Mountain West Weighing Alternatives As Next Media-Rights Deal Approaches

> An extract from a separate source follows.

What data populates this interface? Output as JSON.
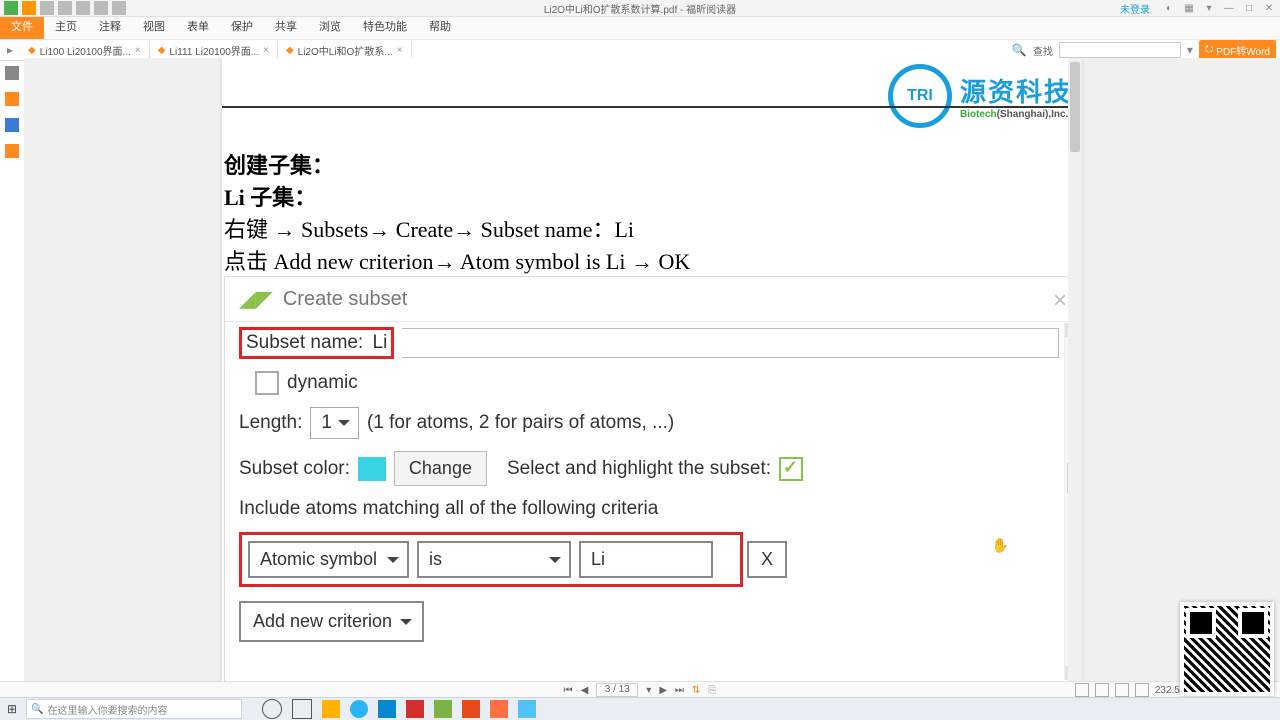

The Mountain West has three years left on its football contract with ESPN and CBS Sports Net, and as officials ponder their next move, the conference is "experimenting with alternatives to traditional broadcasting and weighing whether filling all those late TV windows is worth the money its members are making," according to Ralph Russo of the AP. MWC schools are making "about" $1.1M from their deals with ESPN, CBSSN and AT&T SportsNet. Colorado State AD Joe Parker said, "It's great to be aligned with a linear broadcaster, but what we've seen, too, is that impacts with our localized fanbase." Parker: "The thing that I'm concerned about is if we start moving our games off Saturday or if we start ending up in the 8 (p.m. local) or later time slot, that's going to have impacts on fans wanting to attend in venue." MWC Commissioner Craig Thompson said that the conference is "crunching numbers to get a better handle of how scheduling for TV impacts other revenue sources." Thompson: "It's not priceless, but what is the value of a national television game for recruiting purposes? The national exposure that those games generate is worth something. They're in roughly a quarter of a million homes. What does that mean?" Russo noted the other challenge for Thompson "comes from within." Thompson said that while CSU, Wyoming and the four other schools in the Mountain Time Zone "tend to cringe at those late kickoffs, the schools in the Pacific Time Zone don't mind them as much." To keep Boise State, the MWC "agreed to a deal that guaranteed the school more appearances on ESPN and more TV revenue than the other schools." The agreement "calls for the rights to Boise State's home games to be negotiated separately from the rest of the conference" (AP, 11/13).